(270) 506-5140 CONTACT US
Login
Cybersecurity

Importance of Complementary User Entity Controls for Vendor Relationships

Jul 29, 2019 by Lisa-Mae Hill, CTPRP

Complementary User Entity Controls (CUECs), also known as User Control Considerations (UCCs), are controls that the vendor has included within its system and rely on the user entity (you) to implement in order to achieve the vendor’s control objectives.

In most cases, the control objectives stated in the description can be achieved only if these complementary user entity controls are suitably designed and operating effectively (by you), combined with the controls at the service organization (the vendor).

CUECs are documented within a SOC report in different ways, usually depending on the preference of the vendor and the audit firm performing the SOC review.

Common Placement of Complementary User Entity Controls in a SOC Report

  • Specific subsection of the description – You can often find the CUECs listed out in the service description section with details on how exactly they relate to the control objectives laid out in the report.

  • As part of the tested controls section – You can also find the CUECs right in the testing section. They’re usually documented along with the control objectives they align with.

Finding the CUECs in the report is only part of the battle! Understanding what CUECs mean to your organization is critical. It’s crucial to fully understand complementary user entity controls because they outline to you (the intended user of the product or service) the roles, responsibilities and obligations you have in ensuring the stated control objectives are effective for your organization.

Common Examples of CUECs in a SOC Report

  • Logical Access:
    • Account provisioning
    • General IT controls and policies
    • Account management
  • Separation Procedures:
    • Timely account removal
    • Regular assessment of accounts
  • Authorization Policies and Procedures:
    • Policies and procedures that ensure transactions are appropriately authorized and transactions are secure, timely and complete
  • Data Transmission Policies and Procedures:
    • When sending data, it must be protected by appropriate methods such as encryption

You’ve Located the CUECs. Now What?

Knowing about CUECs still isn’t enough. As part of your vendor risk management process, you have to map them back to your own policies and procedures to ensure that you have controls in place that properly align with your vendor’s expectations. Part of comprehending a vendor’s value in providing a product or service is making sure you can effectively execute your responsibilities. 

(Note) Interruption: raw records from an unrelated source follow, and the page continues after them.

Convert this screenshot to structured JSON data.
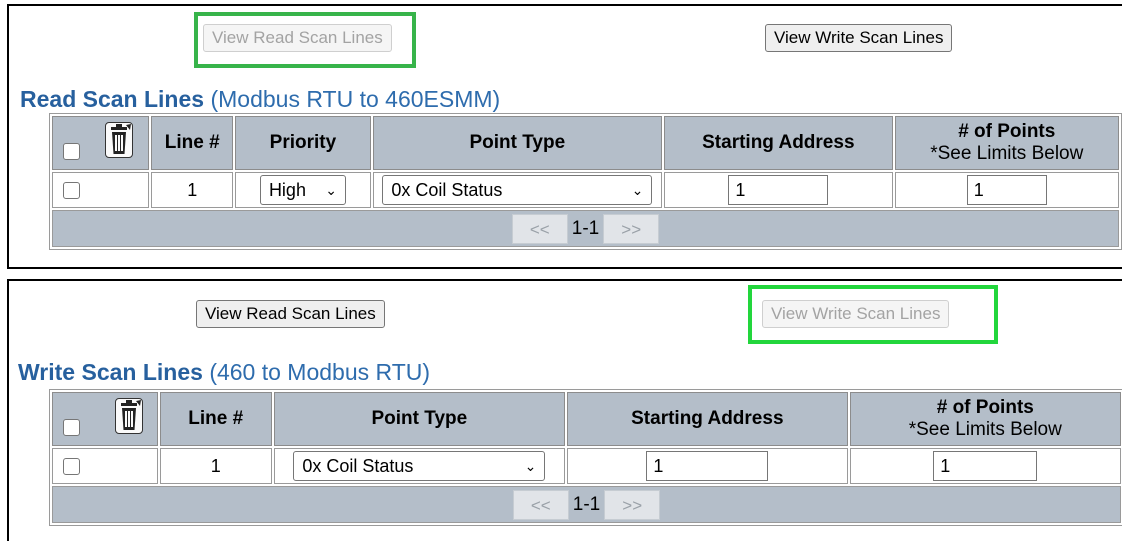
{
  "read_panel": {
    "view_read_btn": "View Read Scan Lines",
    "view_write_btn": "View Write Scan Lines",
    "heading_bold": "Read Scan Lines",
    "heading_rest": "(Modbus RTU to 460ESMM)",
    "columns": {
      "line": "Line #",
      "priority": "Priority",
      "point_type": "Point Type",
      "start": "Starting Address",
      "points": "# of Points",
      "points_sub": "*See Limits Below"
    },
    "row": {
      "line": "1",
      "priority": "High",
      "point_type": "0x Coil Status",
      "start": "1",
      "points": "1"
    },
    "pager": {
      "prev": "<<",
      "range": "1-1",
      "next": ">>"
    }
  },
  "write_panel": {
    "view_read_btn": "View Read Scan Lines",
    "view_write_btn": "View Write Scan Lines",
    "heading_bold": "Write Scan Lines",
    "heading_rest": "(460 to Modbus RTU)",
    "columns": {
      "line": "Line #",
      "point_type": "Point Type",
      "start": "Starting Address",
      "points": "# of Points",
      "points_sub": "*See Limits Below"
    },
    "row": {
      "line": "1",
      "point_type": "0x Coil Status",
      "start": "1",
      "points": "1"
    },
    "pager": {
      "prev": "<<",
      "range": "1-1",
      "next": ">>"
    }
  },
  "icons": [
    "trash-icon",
    "chevron-down-icon",
    "checkbox"
  ],
  "colors": {
    "heading": "#2e6cad",
    "header_bg": "#b4bec9",
    "highlight_read": "#37b44a",
    "highlight_write": "#22d63c"
  }
}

For a full check on your vendor management policy, program and procedures, download our Vendor Management Umbrella infographic series.

Vendor Management Policy Program Procedures Umbrella Infographic Series

Lisa-Mae Hill, CTPRP

Written by Lisa-Mae Hill, CTPRP

Lisa-Mae is an experienced cybersecurity analyst with experience in both the private and public sectors. She has held the role of Subject Matter Expert and Information System Security Officer for a government based contractor and has extensive experience in Certification & Accreditation, CIS Critical Control Implementation and Auditing, Security Assessments and cybersecurity Policy. She has a Bachelor’s degree in Information Technology Management from State University of New York Delhi paired with many hours of additional cybersecurity and industry related training. She is also a Certified Third Party Risk Professional (CTPRP).

Follow Lisa-Mae Hill, CTPRP
Subscribe--Bg.jpg

Subscribe to the Venminder Blog